Work to complete - Output every record below exactly.

[Entries from a dataset of interfaces]
[Start of Attachment]

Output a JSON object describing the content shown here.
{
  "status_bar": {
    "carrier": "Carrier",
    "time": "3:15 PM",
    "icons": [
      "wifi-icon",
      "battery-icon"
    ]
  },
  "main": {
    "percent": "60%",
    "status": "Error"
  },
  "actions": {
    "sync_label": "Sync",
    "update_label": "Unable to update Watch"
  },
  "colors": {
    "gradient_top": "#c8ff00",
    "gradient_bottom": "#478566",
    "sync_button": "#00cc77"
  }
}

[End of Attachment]

Solution -
Output a JSON object describing the content shown here.
{
  "status_bar": {
    "carrier": "Carrier",
    "time": "3:15 PM",
    "icons": [
      "wifi-icon",
      "battery-icon"
    ]
  },
  "main": {
    "percent": "60%",
    "status": "Error"
  },
  "actions": {
    "sync_label": "Sync",
    "update_label": "Unable to update Watch"
  },
  "colors": {
    "gradient_top": "#c8ff00",
    "gradient_bottom": "#478566",
    "sync_button": "#00cc77"
  }
}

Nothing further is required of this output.